• WHAT YOU HAVE TO DO: Using the listing that follows, return every line with the word "this".

▬▬▬▬▬▬

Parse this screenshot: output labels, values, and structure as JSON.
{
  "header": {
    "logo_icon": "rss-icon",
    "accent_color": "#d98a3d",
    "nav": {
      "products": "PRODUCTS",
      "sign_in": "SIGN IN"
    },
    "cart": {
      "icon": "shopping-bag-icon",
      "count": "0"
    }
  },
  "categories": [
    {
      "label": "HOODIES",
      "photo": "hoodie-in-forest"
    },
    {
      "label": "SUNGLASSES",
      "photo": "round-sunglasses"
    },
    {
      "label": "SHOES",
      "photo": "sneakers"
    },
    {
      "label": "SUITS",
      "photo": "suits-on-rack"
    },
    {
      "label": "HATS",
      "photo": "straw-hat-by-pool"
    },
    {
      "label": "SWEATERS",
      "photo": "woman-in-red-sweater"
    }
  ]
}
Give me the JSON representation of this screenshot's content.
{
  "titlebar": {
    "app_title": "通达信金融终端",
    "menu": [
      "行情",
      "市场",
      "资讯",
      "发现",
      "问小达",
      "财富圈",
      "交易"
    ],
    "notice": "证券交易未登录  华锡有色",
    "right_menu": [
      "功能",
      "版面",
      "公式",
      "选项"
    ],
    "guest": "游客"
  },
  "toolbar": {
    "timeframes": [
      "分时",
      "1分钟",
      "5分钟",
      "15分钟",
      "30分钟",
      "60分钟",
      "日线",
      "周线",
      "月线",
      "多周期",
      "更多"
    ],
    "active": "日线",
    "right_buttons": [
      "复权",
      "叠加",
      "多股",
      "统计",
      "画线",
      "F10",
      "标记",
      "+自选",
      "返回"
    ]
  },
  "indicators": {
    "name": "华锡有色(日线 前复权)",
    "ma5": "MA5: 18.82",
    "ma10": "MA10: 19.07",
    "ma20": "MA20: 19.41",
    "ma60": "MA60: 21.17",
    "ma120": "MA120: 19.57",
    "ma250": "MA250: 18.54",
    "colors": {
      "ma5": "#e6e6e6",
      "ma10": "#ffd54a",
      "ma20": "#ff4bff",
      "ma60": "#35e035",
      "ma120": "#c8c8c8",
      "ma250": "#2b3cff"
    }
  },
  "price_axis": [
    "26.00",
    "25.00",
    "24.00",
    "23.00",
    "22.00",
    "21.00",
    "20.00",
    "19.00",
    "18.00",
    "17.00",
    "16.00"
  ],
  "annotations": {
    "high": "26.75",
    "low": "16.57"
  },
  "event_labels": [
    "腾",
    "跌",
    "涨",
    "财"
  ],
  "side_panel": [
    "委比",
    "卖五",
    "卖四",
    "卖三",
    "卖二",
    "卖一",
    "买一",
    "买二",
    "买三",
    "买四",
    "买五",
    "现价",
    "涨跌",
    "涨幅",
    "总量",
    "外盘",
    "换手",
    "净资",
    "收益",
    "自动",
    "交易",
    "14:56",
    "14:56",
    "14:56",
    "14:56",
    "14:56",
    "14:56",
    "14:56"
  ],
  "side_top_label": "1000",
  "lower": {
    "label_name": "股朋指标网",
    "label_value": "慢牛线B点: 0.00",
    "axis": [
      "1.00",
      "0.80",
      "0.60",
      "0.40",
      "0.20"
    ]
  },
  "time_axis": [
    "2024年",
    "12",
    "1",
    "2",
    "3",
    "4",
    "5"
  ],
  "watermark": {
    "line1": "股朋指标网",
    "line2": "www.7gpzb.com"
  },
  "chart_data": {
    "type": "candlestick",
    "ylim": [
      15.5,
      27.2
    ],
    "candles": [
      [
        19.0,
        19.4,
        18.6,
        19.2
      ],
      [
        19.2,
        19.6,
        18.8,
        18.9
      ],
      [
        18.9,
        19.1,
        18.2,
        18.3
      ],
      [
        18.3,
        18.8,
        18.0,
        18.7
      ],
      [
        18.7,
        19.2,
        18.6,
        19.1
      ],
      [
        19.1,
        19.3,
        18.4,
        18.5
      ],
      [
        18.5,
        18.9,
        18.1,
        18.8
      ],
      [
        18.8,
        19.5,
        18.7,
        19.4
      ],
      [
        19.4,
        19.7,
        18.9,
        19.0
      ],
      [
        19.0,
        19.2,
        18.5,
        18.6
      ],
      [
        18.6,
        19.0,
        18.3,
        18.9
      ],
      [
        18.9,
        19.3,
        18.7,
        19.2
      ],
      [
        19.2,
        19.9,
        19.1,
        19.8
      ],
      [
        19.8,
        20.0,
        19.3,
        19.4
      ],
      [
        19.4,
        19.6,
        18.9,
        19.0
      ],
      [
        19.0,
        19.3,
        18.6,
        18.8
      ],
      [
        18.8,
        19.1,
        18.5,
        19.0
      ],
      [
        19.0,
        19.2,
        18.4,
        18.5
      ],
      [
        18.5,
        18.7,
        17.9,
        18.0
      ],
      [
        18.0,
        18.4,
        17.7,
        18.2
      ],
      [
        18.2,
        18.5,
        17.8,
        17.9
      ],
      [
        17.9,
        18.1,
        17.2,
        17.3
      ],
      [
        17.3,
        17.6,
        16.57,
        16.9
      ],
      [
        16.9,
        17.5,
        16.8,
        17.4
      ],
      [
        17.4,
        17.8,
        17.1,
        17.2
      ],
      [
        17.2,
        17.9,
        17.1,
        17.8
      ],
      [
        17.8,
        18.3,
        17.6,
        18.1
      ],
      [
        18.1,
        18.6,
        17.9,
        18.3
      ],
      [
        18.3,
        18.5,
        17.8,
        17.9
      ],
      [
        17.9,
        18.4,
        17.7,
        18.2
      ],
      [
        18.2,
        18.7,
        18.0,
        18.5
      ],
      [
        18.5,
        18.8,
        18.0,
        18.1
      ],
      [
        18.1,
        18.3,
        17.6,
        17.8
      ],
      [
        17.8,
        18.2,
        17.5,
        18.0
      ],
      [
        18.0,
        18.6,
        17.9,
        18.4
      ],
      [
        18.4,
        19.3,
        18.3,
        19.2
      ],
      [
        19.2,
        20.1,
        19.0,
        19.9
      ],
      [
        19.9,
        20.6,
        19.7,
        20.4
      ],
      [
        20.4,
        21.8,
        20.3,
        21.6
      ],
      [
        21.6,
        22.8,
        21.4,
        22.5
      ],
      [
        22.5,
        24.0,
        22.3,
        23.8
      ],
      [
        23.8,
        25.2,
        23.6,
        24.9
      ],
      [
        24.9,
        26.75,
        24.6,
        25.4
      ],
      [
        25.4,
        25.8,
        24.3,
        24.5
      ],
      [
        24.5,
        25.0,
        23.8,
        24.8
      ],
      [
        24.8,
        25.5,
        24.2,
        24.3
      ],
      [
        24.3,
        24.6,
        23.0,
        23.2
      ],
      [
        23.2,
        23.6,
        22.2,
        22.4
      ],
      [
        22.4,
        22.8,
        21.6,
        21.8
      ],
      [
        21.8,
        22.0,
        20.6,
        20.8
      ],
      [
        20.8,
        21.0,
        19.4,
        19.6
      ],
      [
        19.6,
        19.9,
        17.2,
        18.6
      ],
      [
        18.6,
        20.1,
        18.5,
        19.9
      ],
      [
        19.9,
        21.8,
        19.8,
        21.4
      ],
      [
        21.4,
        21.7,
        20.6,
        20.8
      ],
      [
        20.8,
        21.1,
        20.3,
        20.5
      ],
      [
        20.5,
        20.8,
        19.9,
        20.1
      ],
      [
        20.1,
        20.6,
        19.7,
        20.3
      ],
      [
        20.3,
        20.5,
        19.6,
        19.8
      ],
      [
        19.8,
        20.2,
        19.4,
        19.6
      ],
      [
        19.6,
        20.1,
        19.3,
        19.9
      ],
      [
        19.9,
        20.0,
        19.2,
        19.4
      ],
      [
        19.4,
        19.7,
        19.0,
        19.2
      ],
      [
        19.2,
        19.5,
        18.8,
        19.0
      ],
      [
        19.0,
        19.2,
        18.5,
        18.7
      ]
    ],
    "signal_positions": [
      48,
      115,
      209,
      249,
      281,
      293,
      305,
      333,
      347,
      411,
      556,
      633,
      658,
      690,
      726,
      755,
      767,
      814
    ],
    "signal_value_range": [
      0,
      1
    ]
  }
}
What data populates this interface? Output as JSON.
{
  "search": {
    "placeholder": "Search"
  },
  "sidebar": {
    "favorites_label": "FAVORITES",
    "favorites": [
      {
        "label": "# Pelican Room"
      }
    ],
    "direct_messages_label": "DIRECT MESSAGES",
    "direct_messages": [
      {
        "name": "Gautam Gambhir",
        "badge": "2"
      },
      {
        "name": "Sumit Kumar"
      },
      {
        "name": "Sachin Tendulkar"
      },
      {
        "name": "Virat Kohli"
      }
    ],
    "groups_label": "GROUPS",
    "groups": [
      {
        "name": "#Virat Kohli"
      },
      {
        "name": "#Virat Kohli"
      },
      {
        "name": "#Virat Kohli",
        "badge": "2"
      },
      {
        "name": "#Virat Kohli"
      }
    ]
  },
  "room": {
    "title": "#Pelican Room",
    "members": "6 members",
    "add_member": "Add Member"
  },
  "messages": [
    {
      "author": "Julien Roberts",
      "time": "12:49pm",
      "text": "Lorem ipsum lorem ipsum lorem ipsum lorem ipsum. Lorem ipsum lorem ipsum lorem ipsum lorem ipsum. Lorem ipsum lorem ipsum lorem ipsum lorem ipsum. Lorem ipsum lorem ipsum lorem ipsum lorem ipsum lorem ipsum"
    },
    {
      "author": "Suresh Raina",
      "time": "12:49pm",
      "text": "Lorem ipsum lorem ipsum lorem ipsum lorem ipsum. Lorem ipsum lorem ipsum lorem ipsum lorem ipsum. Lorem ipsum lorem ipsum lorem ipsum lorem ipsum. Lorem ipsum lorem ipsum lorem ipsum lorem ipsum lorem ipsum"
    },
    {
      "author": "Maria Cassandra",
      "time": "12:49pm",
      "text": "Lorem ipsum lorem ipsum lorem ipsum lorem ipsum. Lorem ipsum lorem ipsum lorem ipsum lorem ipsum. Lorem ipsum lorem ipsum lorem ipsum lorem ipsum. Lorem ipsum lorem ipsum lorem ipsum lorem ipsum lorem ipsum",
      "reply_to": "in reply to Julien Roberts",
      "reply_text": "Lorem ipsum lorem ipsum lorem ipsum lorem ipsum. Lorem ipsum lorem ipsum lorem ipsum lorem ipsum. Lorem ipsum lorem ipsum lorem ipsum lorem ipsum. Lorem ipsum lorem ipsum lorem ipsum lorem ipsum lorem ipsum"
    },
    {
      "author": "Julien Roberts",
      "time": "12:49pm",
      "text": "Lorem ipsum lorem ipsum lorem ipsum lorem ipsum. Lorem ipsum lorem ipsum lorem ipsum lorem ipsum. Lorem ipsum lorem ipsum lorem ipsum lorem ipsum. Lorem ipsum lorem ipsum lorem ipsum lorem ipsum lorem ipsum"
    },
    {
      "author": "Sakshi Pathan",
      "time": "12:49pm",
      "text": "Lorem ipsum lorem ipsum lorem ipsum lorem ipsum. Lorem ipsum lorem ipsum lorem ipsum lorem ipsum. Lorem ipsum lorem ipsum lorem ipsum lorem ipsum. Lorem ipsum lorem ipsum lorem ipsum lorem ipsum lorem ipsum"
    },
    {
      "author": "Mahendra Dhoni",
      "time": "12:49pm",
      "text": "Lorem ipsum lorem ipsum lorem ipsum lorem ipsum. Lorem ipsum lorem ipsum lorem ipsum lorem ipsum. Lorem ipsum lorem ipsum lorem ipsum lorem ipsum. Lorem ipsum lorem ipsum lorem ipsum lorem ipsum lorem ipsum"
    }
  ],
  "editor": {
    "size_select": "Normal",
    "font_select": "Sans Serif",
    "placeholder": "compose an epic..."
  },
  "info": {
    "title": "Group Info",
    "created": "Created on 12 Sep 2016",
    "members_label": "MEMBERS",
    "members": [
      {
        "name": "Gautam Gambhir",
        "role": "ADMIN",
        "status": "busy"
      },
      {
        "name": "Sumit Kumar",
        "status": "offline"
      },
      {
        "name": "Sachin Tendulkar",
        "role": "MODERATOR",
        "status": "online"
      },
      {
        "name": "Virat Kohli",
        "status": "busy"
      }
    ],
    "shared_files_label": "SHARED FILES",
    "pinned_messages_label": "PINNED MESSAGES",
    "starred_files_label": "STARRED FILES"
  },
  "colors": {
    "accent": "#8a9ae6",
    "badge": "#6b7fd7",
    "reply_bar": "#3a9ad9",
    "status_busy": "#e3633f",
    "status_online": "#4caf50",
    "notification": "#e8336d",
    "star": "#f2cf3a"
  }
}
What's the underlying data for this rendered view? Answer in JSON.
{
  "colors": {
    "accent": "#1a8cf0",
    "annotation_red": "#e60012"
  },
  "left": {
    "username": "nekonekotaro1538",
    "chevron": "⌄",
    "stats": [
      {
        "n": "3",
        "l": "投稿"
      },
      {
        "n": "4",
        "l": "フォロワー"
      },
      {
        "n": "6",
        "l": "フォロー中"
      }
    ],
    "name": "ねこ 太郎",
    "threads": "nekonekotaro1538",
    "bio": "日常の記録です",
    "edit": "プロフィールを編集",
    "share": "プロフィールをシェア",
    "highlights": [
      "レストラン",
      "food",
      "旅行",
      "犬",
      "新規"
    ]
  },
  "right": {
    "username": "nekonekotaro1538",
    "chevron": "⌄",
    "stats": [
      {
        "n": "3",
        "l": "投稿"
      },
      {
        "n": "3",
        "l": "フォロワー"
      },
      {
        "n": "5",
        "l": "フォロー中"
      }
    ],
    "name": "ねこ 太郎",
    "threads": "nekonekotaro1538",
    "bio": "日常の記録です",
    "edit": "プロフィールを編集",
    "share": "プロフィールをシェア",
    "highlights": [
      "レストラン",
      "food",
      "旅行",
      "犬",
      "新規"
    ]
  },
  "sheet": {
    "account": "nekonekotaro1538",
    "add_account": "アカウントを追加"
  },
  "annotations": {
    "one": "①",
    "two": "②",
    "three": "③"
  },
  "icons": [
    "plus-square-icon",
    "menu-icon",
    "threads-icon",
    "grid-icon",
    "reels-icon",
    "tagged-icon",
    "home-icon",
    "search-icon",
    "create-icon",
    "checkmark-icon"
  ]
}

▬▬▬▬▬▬

• ANSWER BOX:
Parse this screenshot: output labels, values, and structure as JSON.
Give me the JSON representation of this screenshot's content.
What data populates this interface? Output as JSON.
What's the underlying data for this rendered view? Answer in JSON.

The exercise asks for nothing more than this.